Steps to Efficient Transient Housekeeping
- Regularly Delete Expired Transients: While WordPress is designed to auto-delete expired transients, glitches can occur, especially if a site has numerous plugins or custom-coded elements. Plugins like “Transient Cleaner” or “WP-Optimize” can help in cleaning out old transients.
- Monitor Transient Buildup: Plugins like “Query Monitor” allow you to see which transients are being set and by which plugins. This can help identify potential problem areas or plugins generating excessive transients. To find which transient updates then you can access those from the admin bar when the Query Monitor plugin is active on a site.
- Limit the Use of Transients: If you’re developing for WordPress or working closely with developers, it’s essential to utilize transients judiciously. Not every piece of data needs to be stored as a transient.
- Set Appropriate Expiry: When using transients, ensure they have a reasonable expiry time. For data that changes frequently, a shorter expiration might be more suitable. Conversely, a longer expiration time could be efficient for more static data.
- Backup Before Cleanup: Always ensure your WordPress site is backed up before any significant cleanup operation. You can restore your site to its previous state if something goes wrong.
Best Practices for Transient Housekeeping
Regular Maintenance: Transient housekeeping should be regular, like any other website maintenance task. Monthly checks are ideal for most websites.
Review After Plugin Removal: When you deactivate and delete a plugin, it doesn’t necessarily mean it has cleaned up all its data. Check for lingering transients related to plugins you’ve removed.
Be Cautious with Batch Deletion: Some plugins offer options to delete all transients in one go. While this can be tempting, ensure you understand the potential impact, mainly if your site relies heavily on transients for performance.

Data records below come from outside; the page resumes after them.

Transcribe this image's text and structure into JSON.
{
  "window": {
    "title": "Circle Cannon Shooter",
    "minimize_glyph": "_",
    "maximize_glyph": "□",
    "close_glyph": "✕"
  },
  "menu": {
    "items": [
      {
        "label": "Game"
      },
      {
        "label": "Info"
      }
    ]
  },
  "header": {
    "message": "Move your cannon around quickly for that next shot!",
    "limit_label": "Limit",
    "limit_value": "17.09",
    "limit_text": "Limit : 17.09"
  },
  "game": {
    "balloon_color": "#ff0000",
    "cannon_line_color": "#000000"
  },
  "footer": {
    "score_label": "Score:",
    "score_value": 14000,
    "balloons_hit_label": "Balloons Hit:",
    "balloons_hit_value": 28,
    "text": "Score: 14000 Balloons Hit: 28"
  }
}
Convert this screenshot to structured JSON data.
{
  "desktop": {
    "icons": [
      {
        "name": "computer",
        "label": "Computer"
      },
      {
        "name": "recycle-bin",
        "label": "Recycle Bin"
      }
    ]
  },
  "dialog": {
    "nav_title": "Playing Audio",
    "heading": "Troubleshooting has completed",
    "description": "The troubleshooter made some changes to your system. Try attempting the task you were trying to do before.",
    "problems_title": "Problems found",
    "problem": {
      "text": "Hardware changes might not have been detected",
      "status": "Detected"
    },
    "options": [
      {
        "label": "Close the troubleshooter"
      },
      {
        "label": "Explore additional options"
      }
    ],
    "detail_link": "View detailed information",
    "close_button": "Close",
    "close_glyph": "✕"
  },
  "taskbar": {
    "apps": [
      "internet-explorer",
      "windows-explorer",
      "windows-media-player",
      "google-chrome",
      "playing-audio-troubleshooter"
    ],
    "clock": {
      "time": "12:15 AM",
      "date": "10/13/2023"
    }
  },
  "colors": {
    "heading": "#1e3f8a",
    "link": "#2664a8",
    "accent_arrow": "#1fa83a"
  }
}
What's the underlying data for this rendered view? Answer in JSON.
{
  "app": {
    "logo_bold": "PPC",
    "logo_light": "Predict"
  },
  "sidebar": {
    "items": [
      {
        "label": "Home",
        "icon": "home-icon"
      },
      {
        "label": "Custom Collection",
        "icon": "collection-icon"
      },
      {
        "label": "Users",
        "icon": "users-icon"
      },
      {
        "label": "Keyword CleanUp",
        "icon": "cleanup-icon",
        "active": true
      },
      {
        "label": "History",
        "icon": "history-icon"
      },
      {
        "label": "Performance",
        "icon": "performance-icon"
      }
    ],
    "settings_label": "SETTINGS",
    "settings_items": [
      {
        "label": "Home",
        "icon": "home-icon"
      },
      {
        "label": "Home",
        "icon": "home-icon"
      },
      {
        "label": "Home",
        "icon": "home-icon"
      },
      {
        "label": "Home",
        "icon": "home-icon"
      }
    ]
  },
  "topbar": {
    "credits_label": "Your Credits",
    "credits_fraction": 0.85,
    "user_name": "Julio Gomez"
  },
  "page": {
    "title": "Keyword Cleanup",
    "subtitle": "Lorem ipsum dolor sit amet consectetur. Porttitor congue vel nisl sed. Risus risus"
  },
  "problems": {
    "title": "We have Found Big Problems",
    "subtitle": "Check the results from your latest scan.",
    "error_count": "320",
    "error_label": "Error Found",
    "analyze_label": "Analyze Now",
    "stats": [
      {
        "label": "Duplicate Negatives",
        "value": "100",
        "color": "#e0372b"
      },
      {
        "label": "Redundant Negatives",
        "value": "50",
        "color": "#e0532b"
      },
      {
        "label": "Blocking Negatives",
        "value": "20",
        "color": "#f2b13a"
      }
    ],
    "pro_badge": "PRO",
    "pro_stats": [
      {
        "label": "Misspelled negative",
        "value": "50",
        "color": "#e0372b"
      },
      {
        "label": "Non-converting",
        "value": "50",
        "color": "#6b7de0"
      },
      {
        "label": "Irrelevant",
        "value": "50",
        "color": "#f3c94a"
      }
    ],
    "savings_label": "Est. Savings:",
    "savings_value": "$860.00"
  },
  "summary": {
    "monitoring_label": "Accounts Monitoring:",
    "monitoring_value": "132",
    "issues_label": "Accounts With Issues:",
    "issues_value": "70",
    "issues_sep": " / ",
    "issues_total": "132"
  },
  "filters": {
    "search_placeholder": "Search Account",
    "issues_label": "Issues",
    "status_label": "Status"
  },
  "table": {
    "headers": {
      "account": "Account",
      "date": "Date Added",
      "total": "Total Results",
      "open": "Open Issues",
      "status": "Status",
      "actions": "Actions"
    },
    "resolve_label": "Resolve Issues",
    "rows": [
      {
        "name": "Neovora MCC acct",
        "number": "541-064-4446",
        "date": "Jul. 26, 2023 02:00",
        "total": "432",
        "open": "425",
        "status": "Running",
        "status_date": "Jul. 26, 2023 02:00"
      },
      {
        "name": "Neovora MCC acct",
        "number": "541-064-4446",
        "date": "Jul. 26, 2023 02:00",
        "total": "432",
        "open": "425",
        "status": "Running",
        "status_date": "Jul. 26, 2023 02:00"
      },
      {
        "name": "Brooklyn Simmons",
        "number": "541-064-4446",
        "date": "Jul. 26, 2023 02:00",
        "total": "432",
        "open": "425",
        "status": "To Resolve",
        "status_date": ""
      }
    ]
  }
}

A streamlined and efficient WordPress database isn’t just about aesthetic or organizational prowess—it’s about ensuring optimal performance for your website. Transient management, often overlooked, plays a pivotal role in this decluttering process. By actively managing and deleting unnecessary transients, you free up valuable space and enhance your website’s responsiveness and speed. Just as one would regularly clear out unused items in a physical space, it is equally crucial to periodically cleanse your WordPress database. Embrace the power of transient management and witness a tangible boost in your website’s performance.